I thought I'd share this post, (forwarded to me on Twitter by Glen Davies), that describes How to create a portfolio with Evernote.
He describes how he and his class:
He doesn't explore whether the students curate their work as they go along - or the extent to which they collaborate on their learning with others (although of course that doesn't mean they aren't doing that).
Whenever we (us/the students) select technologies to support learning, it's about choosing the process and then the right tools for the job. There is no 'right' technology for e-portfolios - so what do you use, and why?
[Image source: Chapendra - CC BY NC 2.0]
In my role as site facilitator for Software for Learning I am most interested in the proposed discussion.
On the main site of Software for Learning there is a page dedicated to ePortfolios which gives a sound overview and shares links resources and thought inspiring videos.
Under ePortfolios in the 'Browse by Software' we have begun to collate the suggested software that New Zealand teachers are begining to use for this purpose.

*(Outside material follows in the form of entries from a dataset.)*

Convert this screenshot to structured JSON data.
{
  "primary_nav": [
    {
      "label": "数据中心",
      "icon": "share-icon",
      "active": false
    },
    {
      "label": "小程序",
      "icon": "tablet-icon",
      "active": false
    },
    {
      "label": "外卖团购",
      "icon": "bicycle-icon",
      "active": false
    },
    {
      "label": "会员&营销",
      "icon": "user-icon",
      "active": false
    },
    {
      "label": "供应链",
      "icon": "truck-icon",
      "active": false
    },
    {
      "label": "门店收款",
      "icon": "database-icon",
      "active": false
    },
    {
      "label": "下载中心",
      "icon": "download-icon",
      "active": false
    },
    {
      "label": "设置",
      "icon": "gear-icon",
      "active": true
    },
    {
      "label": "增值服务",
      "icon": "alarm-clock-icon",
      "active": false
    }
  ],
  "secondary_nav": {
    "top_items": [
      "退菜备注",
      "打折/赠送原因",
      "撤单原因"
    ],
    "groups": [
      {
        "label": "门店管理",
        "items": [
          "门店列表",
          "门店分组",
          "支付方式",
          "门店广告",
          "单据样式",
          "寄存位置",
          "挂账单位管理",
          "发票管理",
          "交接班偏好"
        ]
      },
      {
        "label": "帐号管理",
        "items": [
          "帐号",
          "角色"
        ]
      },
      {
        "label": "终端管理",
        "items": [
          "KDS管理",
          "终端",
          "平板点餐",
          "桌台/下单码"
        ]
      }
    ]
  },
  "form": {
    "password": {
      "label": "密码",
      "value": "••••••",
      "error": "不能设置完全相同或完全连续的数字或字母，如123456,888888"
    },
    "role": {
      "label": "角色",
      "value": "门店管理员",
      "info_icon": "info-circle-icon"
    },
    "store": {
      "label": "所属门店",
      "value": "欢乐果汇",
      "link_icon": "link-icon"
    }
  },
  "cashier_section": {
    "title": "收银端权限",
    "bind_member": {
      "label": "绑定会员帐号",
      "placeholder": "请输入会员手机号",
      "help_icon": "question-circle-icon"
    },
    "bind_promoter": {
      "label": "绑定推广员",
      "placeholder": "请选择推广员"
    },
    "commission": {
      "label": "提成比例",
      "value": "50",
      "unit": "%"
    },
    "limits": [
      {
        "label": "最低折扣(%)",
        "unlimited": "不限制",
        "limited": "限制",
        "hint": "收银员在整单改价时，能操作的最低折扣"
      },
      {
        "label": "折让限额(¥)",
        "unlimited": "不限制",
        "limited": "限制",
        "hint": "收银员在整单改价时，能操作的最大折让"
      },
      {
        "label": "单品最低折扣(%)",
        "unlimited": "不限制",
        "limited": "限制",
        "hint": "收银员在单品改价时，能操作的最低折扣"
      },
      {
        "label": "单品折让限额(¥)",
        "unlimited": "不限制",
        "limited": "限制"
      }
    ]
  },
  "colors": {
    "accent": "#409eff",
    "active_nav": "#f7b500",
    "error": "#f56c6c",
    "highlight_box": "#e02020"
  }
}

However, these resources are simply an overview of a variety of possible software to use, and is far from exhaustive. What I'm interested in here is how you, as teachers, view the learning entailed in the use of ePortfolios and how you came to select a particular software.
The e-Portfolios page on the Enabling e-Learning website has some interesting and useful school stories from Russell Street School and Te Kura o Tiori Burnham School, who use blogger as their e-portfolio. Burnham school use Blogger as part of Google Apps.
Russell Street School uses their e-portfolios as an ongoing record of learning both formative and summative. Their stories, share the setup, documentation, and expectations of staff and students in using their e-portfolios.
Burnham School share how they use their e-portfolios and the benefits of differing levels of privacy allowed with Google Apps.